In today’s Gospel from Matthew, Jesus draws a direct correlation between our level of worry and our faith. Having faith is a common theme throughout Jesus’ teaching. How many times have we read or heard, “O you of little faith” (Mt 6:30). At its core faith is that we trust what Jesus says is true. If we are feeling anxious or worried our focus is dwelling on the past, rehashing something we did or did not do, not sure if we made the right decision, or if we are anxious about the future, our minds plague us often with the worst case scenarios of what might be or what could happen. We also may react to another’s actions or words, not fully understanding the context or source of the hurt or struggle they may be going through that caused those words or actions. We stay focused, stay fixated on our own reaction, and/or stay stuck in our emotions of the situation, instead of seeking to understand the other person.
In each of these occasions we are not focusing on God, we are not trusting in him, we are exercising little faith because our focus is on our self. Jesus is telling us that, “No one can serve two masters” (Mt 6:24). Either we place our self first or we place God first. Jesus is guiding us to put God first in our lives and to trust in him.
Anxiety, worry, and fear, can be debilitating and paralyzing. Many of us deal with these feelings at some time and to some extent. What many families are now experiencing though, those fleeing their homes, making the perilous journey to get to what many believe to be a land of promise and hope, then to find that they are turned away, arrested or separated, children not knowing if they will ever be able to see their parents again, or that their parents will be deported is terrifying and traumatic. The anxieties, worries, and fears I have experienced in my life pale in comparison.
The other side of the coin, are the anxieties, worries, and fears that have and contribute to this situation.
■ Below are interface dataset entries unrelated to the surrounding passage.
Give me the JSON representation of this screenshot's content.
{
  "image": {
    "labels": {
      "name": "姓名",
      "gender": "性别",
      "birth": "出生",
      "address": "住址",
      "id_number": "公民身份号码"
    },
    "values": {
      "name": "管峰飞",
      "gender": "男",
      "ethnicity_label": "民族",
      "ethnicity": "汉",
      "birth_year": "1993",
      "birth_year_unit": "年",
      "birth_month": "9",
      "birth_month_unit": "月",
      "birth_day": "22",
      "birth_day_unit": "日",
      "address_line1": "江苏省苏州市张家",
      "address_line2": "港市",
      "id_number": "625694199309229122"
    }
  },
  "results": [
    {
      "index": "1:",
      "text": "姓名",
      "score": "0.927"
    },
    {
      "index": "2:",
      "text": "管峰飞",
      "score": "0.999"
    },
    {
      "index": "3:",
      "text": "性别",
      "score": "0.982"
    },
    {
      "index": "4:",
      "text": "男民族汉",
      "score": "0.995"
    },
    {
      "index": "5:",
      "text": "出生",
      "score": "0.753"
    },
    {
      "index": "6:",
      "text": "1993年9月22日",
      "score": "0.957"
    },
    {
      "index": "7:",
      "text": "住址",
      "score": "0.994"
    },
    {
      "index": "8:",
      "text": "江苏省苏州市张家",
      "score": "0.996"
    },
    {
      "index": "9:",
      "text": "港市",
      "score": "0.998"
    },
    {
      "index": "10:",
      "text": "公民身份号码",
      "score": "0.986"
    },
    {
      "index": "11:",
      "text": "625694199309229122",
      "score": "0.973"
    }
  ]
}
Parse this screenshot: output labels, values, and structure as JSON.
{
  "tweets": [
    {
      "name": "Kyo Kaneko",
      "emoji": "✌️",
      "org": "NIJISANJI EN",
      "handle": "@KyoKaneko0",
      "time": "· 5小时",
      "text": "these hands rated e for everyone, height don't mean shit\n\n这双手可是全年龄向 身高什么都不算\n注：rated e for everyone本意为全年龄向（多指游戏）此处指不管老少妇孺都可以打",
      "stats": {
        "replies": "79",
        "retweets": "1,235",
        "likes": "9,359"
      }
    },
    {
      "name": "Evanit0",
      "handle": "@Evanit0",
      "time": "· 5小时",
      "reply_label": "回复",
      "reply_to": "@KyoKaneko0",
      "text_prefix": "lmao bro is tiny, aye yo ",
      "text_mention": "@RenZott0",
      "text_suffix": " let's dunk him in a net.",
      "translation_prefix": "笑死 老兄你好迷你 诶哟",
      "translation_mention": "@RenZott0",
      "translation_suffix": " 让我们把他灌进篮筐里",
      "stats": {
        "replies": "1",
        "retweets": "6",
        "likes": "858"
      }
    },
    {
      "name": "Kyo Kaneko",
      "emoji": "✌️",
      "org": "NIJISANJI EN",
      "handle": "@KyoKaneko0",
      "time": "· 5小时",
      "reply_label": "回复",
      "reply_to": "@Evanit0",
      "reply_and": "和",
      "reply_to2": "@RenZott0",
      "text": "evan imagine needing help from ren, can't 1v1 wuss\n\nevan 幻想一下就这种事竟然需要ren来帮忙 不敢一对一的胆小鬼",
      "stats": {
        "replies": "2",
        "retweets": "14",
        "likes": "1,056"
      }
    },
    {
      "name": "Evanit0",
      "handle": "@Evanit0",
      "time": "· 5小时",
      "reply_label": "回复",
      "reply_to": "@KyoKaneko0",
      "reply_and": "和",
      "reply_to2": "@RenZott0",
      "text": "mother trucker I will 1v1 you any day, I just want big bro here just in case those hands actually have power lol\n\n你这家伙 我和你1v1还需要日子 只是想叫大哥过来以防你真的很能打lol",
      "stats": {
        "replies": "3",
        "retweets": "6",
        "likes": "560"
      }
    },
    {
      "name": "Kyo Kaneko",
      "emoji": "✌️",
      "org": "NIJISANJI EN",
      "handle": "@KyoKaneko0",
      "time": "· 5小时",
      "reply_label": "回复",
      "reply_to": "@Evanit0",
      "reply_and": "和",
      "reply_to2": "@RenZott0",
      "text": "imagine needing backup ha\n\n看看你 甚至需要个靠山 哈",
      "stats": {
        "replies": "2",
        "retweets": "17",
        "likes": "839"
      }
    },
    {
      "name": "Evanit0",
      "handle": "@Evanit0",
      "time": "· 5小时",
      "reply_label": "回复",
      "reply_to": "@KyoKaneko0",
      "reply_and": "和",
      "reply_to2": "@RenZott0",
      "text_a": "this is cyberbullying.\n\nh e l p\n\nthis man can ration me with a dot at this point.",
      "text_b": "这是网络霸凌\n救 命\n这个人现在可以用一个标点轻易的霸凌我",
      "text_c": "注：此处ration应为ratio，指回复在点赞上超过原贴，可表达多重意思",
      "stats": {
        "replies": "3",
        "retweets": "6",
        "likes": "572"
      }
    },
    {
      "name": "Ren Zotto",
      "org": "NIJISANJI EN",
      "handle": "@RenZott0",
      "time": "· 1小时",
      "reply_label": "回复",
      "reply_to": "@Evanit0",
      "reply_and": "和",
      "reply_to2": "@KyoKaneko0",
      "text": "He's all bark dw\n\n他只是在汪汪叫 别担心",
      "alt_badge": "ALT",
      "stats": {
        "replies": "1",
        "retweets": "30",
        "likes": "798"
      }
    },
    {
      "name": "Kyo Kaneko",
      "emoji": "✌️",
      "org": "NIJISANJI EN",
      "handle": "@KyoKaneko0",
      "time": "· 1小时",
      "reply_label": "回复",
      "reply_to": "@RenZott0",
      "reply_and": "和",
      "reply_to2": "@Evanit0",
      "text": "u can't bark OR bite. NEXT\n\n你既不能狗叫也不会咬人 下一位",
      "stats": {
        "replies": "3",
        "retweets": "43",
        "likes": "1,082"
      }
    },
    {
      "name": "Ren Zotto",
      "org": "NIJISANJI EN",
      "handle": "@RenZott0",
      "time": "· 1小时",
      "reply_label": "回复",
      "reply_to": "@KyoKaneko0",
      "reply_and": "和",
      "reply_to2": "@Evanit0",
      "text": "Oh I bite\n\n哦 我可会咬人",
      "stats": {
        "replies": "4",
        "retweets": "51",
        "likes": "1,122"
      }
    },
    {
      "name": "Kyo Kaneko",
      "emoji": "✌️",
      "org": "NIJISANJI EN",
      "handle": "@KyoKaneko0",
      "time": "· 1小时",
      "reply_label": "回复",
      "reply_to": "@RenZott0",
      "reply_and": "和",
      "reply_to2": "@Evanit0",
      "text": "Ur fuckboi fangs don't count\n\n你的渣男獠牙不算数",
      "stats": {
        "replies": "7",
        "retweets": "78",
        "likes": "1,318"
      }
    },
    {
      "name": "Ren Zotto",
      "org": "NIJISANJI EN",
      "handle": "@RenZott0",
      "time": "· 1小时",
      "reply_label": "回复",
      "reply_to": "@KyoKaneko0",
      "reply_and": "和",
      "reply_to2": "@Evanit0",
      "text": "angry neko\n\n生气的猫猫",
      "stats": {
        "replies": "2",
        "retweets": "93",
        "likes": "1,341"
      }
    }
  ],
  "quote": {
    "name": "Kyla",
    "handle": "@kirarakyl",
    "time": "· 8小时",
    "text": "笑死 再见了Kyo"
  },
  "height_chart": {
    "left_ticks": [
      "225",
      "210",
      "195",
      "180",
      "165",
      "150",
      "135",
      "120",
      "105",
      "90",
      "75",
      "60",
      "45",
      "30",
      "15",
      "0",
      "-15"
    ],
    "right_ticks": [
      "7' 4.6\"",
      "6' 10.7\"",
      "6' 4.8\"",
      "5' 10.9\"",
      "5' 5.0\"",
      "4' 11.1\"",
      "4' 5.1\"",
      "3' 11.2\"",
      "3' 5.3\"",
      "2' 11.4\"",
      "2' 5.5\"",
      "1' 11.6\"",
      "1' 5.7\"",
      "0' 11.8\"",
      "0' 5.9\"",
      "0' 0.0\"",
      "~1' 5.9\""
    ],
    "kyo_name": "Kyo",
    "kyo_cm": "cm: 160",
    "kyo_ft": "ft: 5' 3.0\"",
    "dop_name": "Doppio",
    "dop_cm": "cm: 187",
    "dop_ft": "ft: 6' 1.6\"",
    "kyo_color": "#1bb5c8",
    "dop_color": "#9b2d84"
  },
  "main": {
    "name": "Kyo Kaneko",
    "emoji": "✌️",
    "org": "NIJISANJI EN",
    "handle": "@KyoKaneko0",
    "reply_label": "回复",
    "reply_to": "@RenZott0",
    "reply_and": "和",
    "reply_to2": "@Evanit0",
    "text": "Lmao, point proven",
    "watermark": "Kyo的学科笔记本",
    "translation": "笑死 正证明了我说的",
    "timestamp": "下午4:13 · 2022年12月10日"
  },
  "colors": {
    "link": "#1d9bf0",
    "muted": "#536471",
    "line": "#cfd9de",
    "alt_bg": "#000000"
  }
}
Throughout the history of our country too many have placed their trust and faith in anxiety, worry, and fear. Native Americans, African Americans, Irish, Germans, Catholics, Japanese, and now Latinos have been demeaned, dehumanized, and feared, instead of heard and encountered. Difference and diversity, terrorists, increased violence, job loss, out right self interests, prejudice and bigotry have fed and continue to feed the dark side of our fallen nature.
Jesus’ life, words and actions provide a starting point for shifting the momentum of the cycle of enslavement to our anxieties, worries, fears, and prejudices. In each of our individual circumstances and situations, we need to be aware of, identify, and turn away from them and instead, “seek first the Kingdom of God and his righteousness, and all these things will be given you besides” (Mt 6:33).
On a national level, with another call for mass deportations, there is a way that we can bring about immigration reform, without politicization and dehumanization, but we must begin by acknowledging that those seeking to come to our country, as well as those who are already here are human beings, we need to trust that God will provide for all who have need, and lead us to live together in community.
One of the greatest perpetuations of injustice is that too many of us isolate ourselves from one another. We turn within ourselves or in our own tribes and camps, we resist embracing the gift of our diversity and thus do not get to know one another, we give in to the fears that support our prejudices, we don’t want to rock the boat or deal with conflict head on, so we don’t speak up or out, we want someone else to fix the problem. When the storm comes we tend to want to run away from it. Instead we need to be like the buffalo that used to roam the great plains in vast numbers. When the storm was building over the plains, they would run into the storm, and would get through it quicker.
May we embrace our faith in Jesus so to face our own storms of anxiety, worry, and fear when they arise, trust in God, and together face them. In this way, we will better be able to resist division and instead work for unity, resist the language of dehumanization and hate, and instead promote solidarity and love. May we trust and embrace the courage to come out from hiding in the shadows of our anxiety, worries, and fear, and instead hold high the flame of the Holy Spirit so to light a path of hope that is grounded in our faith, and come to recognize that what we do to the least of our brothers and sisters we do to Jesus. May we begin today to embrace our mutual gift of humanity and diversity.
Photo: My first communion preparation class, Bronx, NY early 90’s.